Component data from apps and pages
*-*-*

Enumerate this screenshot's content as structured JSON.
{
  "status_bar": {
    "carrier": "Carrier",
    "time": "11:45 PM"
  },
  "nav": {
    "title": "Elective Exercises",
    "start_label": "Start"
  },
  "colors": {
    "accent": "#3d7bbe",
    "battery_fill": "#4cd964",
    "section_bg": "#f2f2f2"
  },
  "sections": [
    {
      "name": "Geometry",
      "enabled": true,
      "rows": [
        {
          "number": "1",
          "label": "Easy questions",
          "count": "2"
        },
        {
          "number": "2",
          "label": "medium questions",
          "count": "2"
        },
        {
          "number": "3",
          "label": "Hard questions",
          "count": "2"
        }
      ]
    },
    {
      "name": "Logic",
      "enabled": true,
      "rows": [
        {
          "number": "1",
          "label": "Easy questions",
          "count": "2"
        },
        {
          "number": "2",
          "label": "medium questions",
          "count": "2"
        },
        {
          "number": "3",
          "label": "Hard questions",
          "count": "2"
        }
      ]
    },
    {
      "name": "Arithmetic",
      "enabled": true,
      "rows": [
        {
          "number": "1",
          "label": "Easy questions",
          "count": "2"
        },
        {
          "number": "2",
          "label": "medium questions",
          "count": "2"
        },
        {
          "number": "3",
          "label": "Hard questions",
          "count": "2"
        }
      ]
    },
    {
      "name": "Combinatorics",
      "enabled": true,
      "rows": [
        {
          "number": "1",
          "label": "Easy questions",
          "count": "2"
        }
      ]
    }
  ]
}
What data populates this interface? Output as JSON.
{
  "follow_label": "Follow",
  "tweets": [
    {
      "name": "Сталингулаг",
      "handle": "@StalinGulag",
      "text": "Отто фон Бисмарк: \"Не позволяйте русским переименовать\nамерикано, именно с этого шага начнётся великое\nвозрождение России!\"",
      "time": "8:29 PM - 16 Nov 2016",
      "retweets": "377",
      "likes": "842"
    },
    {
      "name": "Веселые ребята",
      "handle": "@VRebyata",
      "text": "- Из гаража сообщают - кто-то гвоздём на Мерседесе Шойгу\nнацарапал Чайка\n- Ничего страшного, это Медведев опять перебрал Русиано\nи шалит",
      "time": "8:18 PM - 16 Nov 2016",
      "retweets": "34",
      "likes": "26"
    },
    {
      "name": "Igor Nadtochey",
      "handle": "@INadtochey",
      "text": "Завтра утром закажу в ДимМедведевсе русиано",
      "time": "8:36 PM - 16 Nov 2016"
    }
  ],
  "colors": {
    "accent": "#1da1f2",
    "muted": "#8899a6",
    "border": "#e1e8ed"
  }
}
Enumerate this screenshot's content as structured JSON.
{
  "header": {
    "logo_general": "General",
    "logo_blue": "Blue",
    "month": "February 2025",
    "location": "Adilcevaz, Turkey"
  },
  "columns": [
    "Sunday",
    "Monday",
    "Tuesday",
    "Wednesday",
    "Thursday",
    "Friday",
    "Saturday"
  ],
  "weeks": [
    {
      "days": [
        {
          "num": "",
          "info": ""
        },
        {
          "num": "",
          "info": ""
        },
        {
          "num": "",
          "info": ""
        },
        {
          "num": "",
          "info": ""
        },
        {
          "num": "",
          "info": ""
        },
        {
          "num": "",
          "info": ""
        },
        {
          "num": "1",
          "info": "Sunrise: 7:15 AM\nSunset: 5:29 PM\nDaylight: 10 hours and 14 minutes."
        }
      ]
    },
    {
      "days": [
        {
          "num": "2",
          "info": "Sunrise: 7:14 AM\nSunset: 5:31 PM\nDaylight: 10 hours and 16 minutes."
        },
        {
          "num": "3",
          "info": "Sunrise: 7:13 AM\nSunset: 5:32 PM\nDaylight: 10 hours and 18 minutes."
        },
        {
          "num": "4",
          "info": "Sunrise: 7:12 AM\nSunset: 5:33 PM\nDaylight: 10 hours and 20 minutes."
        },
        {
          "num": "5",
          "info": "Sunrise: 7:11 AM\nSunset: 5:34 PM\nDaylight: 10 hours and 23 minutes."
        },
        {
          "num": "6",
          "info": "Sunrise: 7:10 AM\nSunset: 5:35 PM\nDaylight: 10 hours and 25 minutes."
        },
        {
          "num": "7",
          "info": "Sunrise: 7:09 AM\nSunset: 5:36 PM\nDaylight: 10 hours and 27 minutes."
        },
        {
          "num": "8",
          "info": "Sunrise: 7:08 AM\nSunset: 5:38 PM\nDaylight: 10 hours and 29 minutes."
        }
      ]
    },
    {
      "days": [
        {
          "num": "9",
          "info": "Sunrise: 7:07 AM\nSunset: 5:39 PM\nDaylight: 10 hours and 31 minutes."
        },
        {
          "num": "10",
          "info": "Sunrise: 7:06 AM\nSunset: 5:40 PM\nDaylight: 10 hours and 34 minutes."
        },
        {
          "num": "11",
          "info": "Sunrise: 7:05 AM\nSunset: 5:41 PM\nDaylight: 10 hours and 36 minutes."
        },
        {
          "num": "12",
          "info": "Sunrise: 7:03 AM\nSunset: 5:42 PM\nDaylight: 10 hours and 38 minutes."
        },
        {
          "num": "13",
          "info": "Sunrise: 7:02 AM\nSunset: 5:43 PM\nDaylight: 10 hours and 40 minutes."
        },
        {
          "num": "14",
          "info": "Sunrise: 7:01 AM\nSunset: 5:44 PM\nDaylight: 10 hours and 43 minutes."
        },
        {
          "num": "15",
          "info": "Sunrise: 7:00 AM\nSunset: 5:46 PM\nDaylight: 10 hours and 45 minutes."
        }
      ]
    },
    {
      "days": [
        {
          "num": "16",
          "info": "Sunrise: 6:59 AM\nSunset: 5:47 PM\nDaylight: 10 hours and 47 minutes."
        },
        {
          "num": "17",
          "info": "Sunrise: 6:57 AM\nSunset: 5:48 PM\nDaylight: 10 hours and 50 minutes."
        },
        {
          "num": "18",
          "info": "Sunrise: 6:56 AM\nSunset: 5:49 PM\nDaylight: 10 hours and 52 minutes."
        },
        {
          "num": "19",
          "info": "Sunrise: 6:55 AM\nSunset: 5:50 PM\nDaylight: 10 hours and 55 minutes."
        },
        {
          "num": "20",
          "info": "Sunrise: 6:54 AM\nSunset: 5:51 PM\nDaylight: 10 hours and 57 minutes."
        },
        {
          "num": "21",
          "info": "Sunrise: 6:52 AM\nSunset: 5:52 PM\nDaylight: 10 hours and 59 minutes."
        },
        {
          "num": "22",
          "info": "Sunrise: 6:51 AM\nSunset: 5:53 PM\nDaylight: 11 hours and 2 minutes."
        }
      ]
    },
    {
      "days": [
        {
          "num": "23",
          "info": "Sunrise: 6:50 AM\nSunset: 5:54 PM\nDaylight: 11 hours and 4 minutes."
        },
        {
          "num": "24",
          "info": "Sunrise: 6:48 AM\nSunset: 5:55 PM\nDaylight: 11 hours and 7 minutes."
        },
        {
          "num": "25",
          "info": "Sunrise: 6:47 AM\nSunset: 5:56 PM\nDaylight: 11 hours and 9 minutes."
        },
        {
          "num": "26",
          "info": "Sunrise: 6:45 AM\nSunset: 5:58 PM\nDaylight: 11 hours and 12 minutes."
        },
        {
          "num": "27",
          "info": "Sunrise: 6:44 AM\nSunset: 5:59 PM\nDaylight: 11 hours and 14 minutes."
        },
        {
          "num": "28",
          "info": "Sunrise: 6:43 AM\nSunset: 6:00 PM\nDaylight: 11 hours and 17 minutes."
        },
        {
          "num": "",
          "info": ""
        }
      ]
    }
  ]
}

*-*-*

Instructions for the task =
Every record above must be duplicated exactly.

Output for this task =
Enumerate this screenshot's content as structured JSON.
{
  "status_bar": {
    "carrier": "Carrier",
    "time": "11:45 PM"
  },
  "nav": {
    "title": "Elective Exercises",
    "start_label": "Start"
  },
  "colors": {
    "accent": "#3d7bbe",
    "battery_fill": "#4cd964",
    "section_bg": "#f2f2f2"
  },
  "sections": [
    {
      "name": "Geometry",
      "enabled": true,
      "rows": [
        {
          "number": "1",
          "label": "Easy questions",
          "count": "2"
        },
        {
          "number": "2",
          "label": "medium questions",
          "count": "2"
        },
        {
          "number": "3",
          "label": "Hard questions",
          "count": "2"
        }
      ]
    },
    {
      "name": "Logic",
      "enabled": true,
      "rows": [
        {
          "number": "1",
          "label": "Easy questions",
          "count": "2"
        },
        {
          "number": "2",
          "label": "medium questions",
          "count": "2"
        },
        {
          "number": "3",
          "label": "Hard questions",
          "count": "2"
        }
      ]
    },
    {
      "name": "Arithmetic",
      "enabled": true,
      "rows": [
        {
          "number": "1",
          "label": "Easy questions",
          "count": "2"
        },
        {
          "number": "2",
          "label": "medium questions",
          "count": "2"
        },
        {
          "number": "3",
          "label": "Hard questions",
          "count": "2"
        }
      ]
    },
    {
      "name": "Combinatorics",
      "enabled": true,
      "rows": [
        {
          "number": "1",
          "label": "Easy questions",
          "count": "2"
        }
      ]
    }
  ]
}
What data populates this interface? Output as JSON.
{
  "follow_label": "Follow",
  "tweets": [
    {
      "name": "Сталингулаг",
      "handle": "@StalinGulag",
      "text": "Отто фон Бисмарк: \"Не позволяйте русским переименовать\nамерикано, именно с этого шага начнётся великое\nвозрождение России!\"",
      "time": "8:29 PM - 16 Nov 2016",
      "retweets": "377",
      "likes": "842"
    },
    {
      "name": "Веселые ребята",
      "handle": "@VRebyata",
      "text": "- Из гаража сообщают - кто-то гвоздём на Мерседесе Шойгу\nнацарапал Чайка\n- Ничего страшного, это Медведев опять перебрал Русиано\nи шалит",
      "time": "8:18 PM - 16 Nov 2016",
      "retweets": "34",
      "likes": "26"
    },
    {
      "name": "Igor Nadtochey",
      "handle": "@INadtochey",
      "text": "Завтра утром закажу в ДимМедведевсе русиано",
      "time": "8:36 PM - 16 Nov 2016"
    }
  ],
  "colors": {
    "accent": "#1da1f2",
    "muted": "#8899a6",
    "border": "#e1e8ed"
  }
}
Enumerate this screenshot's content as structured JSON.
{
  "header": {
    "logo_general": "General",
    "logo_blue": "Blue",
    "month": "February 2025",
    "location": "Adilcevaz, Turkey"
  },
  "columns": [
    "Sunday",
    "Monday",
    "Tuesday",
    "Wednesday",
    "Thursday",
    "Friday",
    "Saturday"
  ],
  "weeks": [
    {
      "days": [
        {
          "num": "",
          "info": ""
        },
        {
          "num": "",
          "info": ""
        },
        {
          "num": "",
          "info": ""
        },
        {
          "num": "",
          "info": ""
        },
        {
          "num": "",
          "info": ""
        },
        {
          "num": "",
          "info": ""
        },
        {
          "num": "1",
          "info": "Sunrise: 7:15 AM\nSunset: 5:29 PM\nDaylight: 10 hours and 14 minutes."
        }
      ]
    },
    {
      "days": [
        {
          "num": "2",
          "info": "Sunrise: 7:14 AM\nSunset: 5:31 PM\nDaylight: 10 hours and 16 minutes."
        },
        {
          "num": "3",
          "info": "Sunrise: 7:13 AM\nSunset: 5:32 PM\nDaylight: 10 hours and 18 minutes."
        },
        {
          "num": "4",
          "info": "Sunrise: 7:12 AM\nSunset: 5:33 PM\nDaylight: 10 hours and 20 minutes."
        },
        {
          "num": "5",
          "info": "Sunrise: 7:11 AM\nSunset: 5:34 PM\nDaylight: 10 hours and 23 minutes."
        },
        {
          "num": "6",
          "info": "Sunrise: 7:10 AM\nSunset: 5:35 PM\nDaylight: 10 hours and 25 minutes."
        },
        {
          "num": "7",
          "info": "Sunrise: 7:09 AM\nSunset: 5:36 PM\nDaylight: 10 hours and 27 minutes."
        },
        {
          "num": "8",
          "info": "Sunrise: 7:08 AM\nSunset: 5:38 PM\nDaylight: 10 hours and 29 minutes."
        }
      ]
    },
    {
      "days": [
        {
          "num": "9",
          "info": "Sunrise: 7:07 AM\nSunset: 5:39 PM\nDaylight: 10 hours and 31 minutes."
        },
        {
          "num": "10",
          "info": "Sunrise: 7:06 AM\nSunset: 5:40 PM\nDaylight: 10 hours and 34 minutes."
        },
        {
          "num": "11",
          "info": "Sunrise: 7:05 AM\nSunset: 5:41 PM\nDaylight: 10 hours and 36 minutes."
        },
        {
          "num": "12",
          "info": "Sunrise: 7:03 AM\nSunset: 5:42 PM\nDaylight: 10 hours and 38 minutes."
        },
        {
          "num": "13",
          "info": "Sunrise: 7:02 AM\nSunset: 5:43 PM\nDaylight: 10 hours and 40 minutes."
        },
        {
          "num": "14",
          "info": "Sunrise: 7:01 AM\nSunset: 5:44 PM\nDaylight: 10 hours and 43 minutes."
        },
        {
          "num": "15",
          "info": "Sunrise: 7:00 AM\nSunset: 5:46 PM\nDaylight: 10 hours and 45 minutes."
        }
      ]
    },
    {
      "days": [
        {
          "num": "16",
          "info": "Sunrise: 6:59 AM\nSunset: 5:47 PM\nDaylight: 10 hours and 47 minutes."
        },
        {
          "num": "17",
          "info": "Sunrise: 6:57 AM\nSunset: 5:48 PM\nDaylight: 10 hours and 50 minutes."
        },
        {
          "num": "18",
          "info": "Sunrise: 6:56 AM\nSunset: 5:49 PM\nDaylight: 10 hours and 52 minutes."
        },
        {
          "num": "19",
          "info": "Sunrise: 6:55 AM\nSunset: 5:50 PM\nDaylight: 10 hours and 55 minutes."
        },
        {
          "num": "20",
          "info": "Sunrise: 6:54 AM\nSunset: 5:51 PM\nDaylight: 10 hours and 57 minutes."
        },
        {
          "num": "21",
          "info": "Sunrise: 6:52 AM\nSunset: 5:52 PM\nDaylight: 10 hours and 59 minutes."
        },
        {
          "num": "22",
          "info": "Sunrise: 6:51 AM\nSunset: 5:53 PM\nDaylight: 11 hours and 2 minutes."
        }
      ]
    },
    {
      "days": [
        {
          "num": "23",
          "info": "Sunrise: 6:50 AM\nSunset: 5:54 PM\nDaylight: 11 hours and 4 minutes."
        },
        {
          "num": "24",
          "info": "Sunrise: 6:48 AM\nSunset: 5:55 PM\nDaylight: 11 hours and 7 minutes."
        },
        {
          "num": "25",
          "info": "Sunrise: 6:47 AM\nSunset: 5:56 PM\nDaylight: 11 hours and 9 minutes."
        },
        {
          "num": "26",
          "info": "Sunrise: 6:45 AM\nSunset: 5:58 PM\nDaylight: 11 hours and 12 minutes."
        },
        {
          "num": "27",
          "info": "Sunrise: 6:44 AM\nSunset: 5:59 PM\nDaylight: 11 hours and 14 minutes."
        },
        {
          "num": "28",
          "info": "Sunrise: 6:43 AM\nSunset: 6:00 PM\nDaylight: 11 hours and 17 minutes."
        },
        {
          "num": "",
          "info": ""
        }
      ]
    }
  ]
}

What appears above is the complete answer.